→ Problem details
A single number is wanted: how many lines of the data below include the string "value"?

→ Raw data
↓
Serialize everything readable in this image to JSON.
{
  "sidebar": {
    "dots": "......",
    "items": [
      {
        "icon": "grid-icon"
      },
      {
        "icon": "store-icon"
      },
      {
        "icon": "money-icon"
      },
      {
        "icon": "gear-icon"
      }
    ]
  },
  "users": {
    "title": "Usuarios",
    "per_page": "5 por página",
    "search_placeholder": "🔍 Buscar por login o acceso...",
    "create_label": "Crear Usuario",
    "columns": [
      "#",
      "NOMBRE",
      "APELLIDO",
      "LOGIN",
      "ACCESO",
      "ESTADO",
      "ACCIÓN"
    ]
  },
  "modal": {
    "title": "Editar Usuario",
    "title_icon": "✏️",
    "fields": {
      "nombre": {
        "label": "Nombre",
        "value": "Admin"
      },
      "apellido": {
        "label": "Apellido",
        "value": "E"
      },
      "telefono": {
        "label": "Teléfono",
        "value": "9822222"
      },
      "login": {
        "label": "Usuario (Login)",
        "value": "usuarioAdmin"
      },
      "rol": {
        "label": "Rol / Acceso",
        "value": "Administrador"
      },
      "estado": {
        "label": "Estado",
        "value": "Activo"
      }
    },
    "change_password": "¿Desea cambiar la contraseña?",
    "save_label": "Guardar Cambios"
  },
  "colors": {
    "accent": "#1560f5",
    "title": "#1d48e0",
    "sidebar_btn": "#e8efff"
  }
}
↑
→ Finished exercise
6